Intro/Synopsis Schedule Participants Local Registration Sponsors  


It has long been axiomatic in biology that all purely biological processescan be understood in classical language, without involving quantum ideas like superposition or entanglement. Chemical bonding and charge transfer between atoms are certainly quantum mechanical. But high level processes like photosynthesis or sensory and mental phenomena have been understood using a very successful classical ‘lego block’ approach, akin to classical computing. This classical approach is of course central to the way we think about almost everything, from Accounting to Zoology. Objects exist in their own right (no entanglement) and in definite states (no superposition).

This worldview has been severely rocked by the experimental discovery of long-range quantum coherence in photosynthesis, and possibly of quantum entanglement in avian navigation; and there are very likely many other key biological processes involving room-temperature quantum coherence, waiting to be found. And very deep questions are raised; for example:

(1) What is the right way to think about fundamentally quantum-mechanical biological mechanisms, given that quantum mechanics raises deep (and unsolved) questions about ‘physical reality’?

(2) What advantages does Nature find in such purely quantum processes as superposition or entanglement – eg., in the storage, processing and transmission of information?

(3) Is this something that only occurs in higher organisms, or is it even in the very simplest forms of life? And how old is it? Is it only involved in ‘intermediate level’ processes like photosynthesis, or can it be involved at an even higher level, eg., in the nervous system or in brain function?

(4) Does what we currently know about quantum computation have any bearing on this? And what of the 'computational' nature of biological and mental function - must this be modified?

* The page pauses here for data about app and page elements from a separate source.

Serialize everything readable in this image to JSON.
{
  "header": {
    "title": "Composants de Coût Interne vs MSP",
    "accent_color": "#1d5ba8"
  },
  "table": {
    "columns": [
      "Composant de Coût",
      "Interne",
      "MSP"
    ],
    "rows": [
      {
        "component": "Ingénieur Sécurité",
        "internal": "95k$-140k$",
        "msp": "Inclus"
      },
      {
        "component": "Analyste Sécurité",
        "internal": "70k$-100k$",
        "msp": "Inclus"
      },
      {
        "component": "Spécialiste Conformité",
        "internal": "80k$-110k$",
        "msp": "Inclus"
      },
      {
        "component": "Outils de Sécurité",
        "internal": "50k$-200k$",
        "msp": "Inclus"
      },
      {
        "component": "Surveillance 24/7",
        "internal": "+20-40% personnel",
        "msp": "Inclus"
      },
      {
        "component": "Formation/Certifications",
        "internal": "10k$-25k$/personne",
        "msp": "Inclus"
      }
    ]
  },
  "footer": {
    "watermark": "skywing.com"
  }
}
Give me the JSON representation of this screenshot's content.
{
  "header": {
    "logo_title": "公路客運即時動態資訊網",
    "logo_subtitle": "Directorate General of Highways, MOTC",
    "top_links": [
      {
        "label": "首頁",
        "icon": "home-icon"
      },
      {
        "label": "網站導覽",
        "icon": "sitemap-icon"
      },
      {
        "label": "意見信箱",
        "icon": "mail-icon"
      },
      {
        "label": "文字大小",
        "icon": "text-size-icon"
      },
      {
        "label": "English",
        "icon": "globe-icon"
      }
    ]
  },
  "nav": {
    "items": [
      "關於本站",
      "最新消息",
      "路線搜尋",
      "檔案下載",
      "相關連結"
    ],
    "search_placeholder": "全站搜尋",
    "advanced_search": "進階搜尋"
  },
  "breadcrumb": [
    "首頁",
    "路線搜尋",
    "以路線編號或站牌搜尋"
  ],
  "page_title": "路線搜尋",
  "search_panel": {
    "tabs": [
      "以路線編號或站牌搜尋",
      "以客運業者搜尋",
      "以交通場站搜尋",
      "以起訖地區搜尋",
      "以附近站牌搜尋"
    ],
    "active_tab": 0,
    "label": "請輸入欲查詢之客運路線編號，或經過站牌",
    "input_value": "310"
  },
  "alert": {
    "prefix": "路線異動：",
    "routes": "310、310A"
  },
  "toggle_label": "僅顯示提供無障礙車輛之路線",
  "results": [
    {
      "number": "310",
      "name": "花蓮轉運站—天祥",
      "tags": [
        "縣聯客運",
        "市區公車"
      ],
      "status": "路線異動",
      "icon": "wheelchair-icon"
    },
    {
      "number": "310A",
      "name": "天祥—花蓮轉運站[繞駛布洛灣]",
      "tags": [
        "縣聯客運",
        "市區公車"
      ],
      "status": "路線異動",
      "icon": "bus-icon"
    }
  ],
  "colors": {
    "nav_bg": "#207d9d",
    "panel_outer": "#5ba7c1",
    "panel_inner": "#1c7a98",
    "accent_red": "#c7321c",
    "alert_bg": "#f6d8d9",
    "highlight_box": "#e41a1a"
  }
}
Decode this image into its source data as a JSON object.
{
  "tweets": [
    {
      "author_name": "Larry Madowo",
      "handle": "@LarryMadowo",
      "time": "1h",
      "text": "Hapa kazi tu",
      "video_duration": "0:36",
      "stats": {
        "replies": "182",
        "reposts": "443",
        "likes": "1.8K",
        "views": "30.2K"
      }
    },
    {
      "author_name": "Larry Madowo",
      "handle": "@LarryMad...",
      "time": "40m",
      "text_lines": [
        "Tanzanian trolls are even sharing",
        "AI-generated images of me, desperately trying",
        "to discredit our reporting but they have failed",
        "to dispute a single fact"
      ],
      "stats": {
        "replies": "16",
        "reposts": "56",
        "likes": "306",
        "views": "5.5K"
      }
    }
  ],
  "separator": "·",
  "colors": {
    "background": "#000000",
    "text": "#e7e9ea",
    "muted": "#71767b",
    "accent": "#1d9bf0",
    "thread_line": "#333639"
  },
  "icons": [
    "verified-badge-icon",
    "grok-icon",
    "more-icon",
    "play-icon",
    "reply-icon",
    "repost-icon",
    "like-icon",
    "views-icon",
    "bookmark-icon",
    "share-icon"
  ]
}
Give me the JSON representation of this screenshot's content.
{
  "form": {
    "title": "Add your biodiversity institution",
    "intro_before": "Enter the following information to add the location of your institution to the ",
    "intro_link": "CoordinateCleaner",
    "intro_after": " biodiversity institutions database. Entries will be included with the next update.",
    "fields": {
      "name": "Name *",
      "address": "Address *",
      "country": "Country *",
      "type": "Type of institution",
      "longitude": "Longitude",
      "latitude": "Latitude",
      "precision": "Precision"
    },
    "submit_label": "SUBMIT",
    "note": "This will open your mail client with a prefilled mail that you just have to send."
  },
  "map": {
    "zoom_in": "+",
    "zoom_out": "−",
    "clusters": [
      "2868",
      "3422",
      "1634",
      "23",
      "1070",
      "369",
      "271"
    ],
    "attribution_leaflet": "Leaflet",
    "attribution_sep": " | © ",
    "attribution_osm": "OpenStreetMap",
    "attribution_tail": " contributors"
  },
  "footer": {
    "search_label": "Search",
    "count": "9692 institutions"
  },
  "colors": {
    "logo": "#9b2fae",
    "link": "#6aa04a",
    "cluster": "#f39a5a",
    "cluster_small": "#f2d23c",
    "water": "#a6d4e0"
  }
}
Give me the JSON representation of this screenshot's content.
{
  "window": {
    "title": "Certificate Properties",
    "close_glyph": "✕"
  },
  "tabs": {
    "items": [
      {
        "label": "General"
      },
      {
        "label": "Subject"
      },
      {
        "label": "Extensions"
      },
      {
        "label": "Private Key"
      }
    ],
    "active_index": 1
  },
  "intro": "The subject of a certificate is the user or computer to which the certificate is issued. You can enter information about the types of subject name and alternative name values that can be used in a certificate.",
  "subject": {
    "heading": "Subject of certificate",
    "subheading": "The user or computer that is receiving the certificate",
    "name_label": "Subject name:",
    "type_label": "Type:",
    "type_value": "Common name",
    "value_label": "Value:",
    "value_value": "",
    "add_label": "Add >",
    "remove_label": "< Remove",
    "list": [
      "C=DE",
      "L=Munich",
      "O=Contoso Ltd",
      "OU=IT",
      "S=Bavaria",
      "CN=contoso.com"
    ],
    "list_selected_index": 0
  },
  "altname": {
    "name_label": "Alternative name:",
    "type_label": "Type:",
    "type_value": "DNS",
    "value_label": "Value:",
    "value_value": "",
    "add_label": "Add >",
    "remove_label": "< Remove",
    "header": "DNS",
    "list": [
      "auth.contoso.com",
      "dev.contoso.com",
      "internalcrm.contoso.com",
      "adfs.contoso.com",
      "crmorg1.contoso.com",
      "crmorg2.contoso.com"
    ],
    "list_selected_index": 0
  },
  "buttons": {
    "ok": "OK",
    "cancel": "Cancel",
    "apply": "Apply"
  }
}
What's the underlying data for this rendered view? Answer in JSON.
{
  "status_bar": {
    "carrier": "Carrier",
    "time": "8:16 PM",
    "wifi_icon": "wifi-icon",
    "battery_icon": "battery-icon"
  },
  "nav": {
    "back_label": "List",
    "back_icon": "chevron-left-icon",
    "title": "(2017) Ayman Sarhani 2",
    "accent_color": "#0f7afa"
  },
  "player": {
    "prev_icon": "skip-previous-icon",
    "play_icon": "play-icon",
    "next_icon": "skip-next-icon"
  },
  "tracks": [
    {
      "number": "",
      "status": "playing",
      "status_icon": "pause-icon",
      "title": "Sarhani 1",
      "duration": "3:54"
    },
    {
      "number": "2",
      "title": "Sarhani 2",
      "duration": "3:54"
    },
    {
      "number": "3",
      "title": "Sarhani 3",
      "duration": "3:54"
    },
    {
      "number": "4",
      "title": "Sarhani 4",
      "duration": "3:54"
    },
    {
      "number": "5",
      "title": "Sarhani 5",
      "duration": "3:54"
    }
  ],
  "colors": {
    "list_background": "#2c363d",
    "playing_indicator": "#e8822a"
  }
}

(5) Biological processes are supposed to be irreversible - how does quantum decoherence play a role here? Do we need to modify our ideas about irreversibility and 'time flow' in biological organisms?

(6) What are the right sort of experiments to demonstrate that we are dealing with genuine quantum superpositions or entanglement? And where should we look next, and with what experimental tools?

The purpose of this workshop is to address questions like these, and we are bringing biologists, chemists, and physicists, along with several people from other areas of inquiry. The meeting will consist of talks and extended and rather flexible discussion sessions, dealing with key points and questions coming from the participants. It will kick off in Vancouver on Thursday June 5th, with public lectures by Profs. Sir AJ Leggett and Sir R Penrose; and then will move to Galiano island for the rest of the meeting.